HS: Holly credits you with bringing her pasta program to the next level. How did you start with pasta?
I remember being in Emilia-Romagna—that’s where I did my stage during school. I was in a hotel outside of a town outside of a tiny city, and I made tons and tons of pasta! I think the sauté chef had left, and the pasta person was going to take over sauté, so I volunteered. My first day on the pasta station at Café Juanita I asked to change a few things....

HS: What did you change?
It’s technical, but…raviolini is one of the big things here, and they had been making a ridge down the vertical line of the pasta, and it created an air gap and made the pasta thicker on that ridge, so it cooked unevenly. They had been moving from the middle of the pasta sheet up, and then middle-down instead of going the same way every time, which pushes the air out in one direction. I’ve heard people say that having a mistake on pasta by hand is ok, because it shows you made it by hand. But my take on that is that it should be perfect, so it shows how much you care! I think we’re still getting better in this department. I went down to Quince in San Francisco and had four or five dishes that were all pasta. Their pasta part of the menu is larger and more composed than ours. We do ours simple—often in sage butter.

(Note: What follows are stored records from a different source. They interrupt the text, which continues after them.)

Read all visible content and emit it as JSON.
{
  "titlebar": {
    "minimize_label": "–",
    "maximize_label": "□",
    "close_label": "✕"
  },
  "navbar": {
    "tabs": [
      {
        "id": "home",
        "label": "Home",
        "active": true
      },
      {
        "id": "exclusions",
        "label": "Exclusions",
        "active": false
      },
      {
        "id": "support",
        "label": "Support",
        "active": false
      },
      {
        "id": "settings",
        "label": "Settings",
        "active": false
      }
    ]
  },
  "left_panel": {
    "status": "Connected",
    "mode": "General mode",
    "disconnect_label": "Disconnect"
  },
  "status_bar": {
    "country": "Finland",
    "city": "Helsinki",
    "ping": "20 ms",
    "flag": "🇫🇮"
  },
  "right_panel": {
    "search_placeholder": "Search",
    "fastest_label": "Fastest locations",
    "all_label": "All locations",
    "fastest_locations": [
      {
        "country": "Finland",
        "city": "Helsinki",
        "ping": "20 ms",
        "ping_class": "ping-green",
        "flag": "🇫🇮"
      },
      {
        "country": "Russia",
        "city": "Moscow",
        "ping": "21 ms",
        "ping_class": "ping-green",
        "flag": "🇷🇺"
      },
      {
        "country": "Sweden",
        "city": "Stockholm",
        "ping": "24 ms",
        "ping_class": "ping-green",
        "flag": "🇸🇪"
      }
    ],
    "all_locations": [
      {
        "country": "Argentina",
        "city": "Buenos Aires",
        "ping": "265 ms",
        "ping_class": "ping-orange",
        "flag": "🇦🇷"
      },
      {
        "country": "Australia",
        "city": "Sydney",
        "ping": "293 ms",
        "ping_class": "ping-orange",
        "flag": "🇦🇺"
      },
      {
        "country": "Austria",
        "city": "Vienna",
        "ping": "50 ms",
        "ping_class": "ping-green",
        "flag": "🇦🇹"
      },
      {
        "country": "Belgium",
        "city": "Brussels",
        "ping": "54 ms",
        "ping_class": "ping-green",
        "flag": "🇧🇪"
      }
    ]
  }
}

Again, it’s making the ingredient part of the show. After Quince, I felt like we should have even more pasta on our menu!

HS: What is the difference between Northern and Southern Italian pasta?
Southern Italy is mostly dried pasta; the recipes are usually just flour and water, and it’s a harder flour as well. The flour in Emilia-Romagna is softer, and they usually use whole eggs and flour. In Piemonte they use egg yolks. In the south, it’s flour and water, and extruded.

HS: Is there a technique that you’re especially excited about right now?
Right now we’re cooking our poussin pressed, so it cooks more evenly. We take a heavy cast iron pan and line it with aluminum, and put that on it as it cooks. We put olive oil in the pan when it’s hot, add the chicken breast-side down, add butter to the pan, and press it. Then we flip it and throw it in the oven.

HS: What is one of your favorite underutilized, underappreciated ingredients?
Vinegar. I think that vinegar is a great ingredient—it makes everything better! Acidity is so important to so many dishes. So often I’ll eat something and it needs salt and acidity to brighten it. Now with all the different vinegars out there, you can really tailor it. We use fig vinegar, and a cherry vinegar that we reduce with sugar to make gastrique. That goes on lamb with a Jerusalem artichoke bagna cauda. It’s a great combo of sweet, acidic, earthy, and it cuts the fattiness.

HS: How many people are in your kitchen?
Eleven total.

HS: What question do you ask a potential line cook to get a sense of whether they’d be a good fit in your kitchen?
What’s the last thing you cooked at home? If they don’t cook at home, I question how into it they are. And then it brings up an opportunity to talk about food.

HS: What’s your most indispensible kitchen tool?
My sous chef, Kylie Smith! Other than her, a spoon. You can do everything with it! You baste, flip, stir, and taste everything with it.

HS: If you could go anywhere in the world for culinary travel, where would it be?
Of course I love Italy, so Sicily…I’d also say China. I would love going to Hong Kong. I love dim sum and Chinese food, and it’s something that I don’t cook very much. Totally different flavors and techniques.

HS: What’s the best place for dim sum in Seattle?
I’m still searching for the be-all, end-all place. I liked House of Hong, but I’ve heard mixed reviews. I had nor mai gai there once, and it was really good—it’s rice steamed in a lotus leaf with Chinese sausage.

HS: What’s next for you?
For the restaurant, we’re going to try to do family-style dinners on Mondays. Right now we’re closed on Mondays, but we want to create a set menu for a small group of people and do show-stopping things that you can’t normally do at a restaurant. Like fish baked in salt, and making polenta and pouring it down the middle of a board for 10 people. It’s a Northern thing from Lombardia—you pour out the polenta, and they spoon out what they want, and there are condementi (condiments) all around. For me specifically, in five years I want to have my own restaurant. Forty seats, Italian, I’m sure we’d be doing pasta…I’m moving towards that.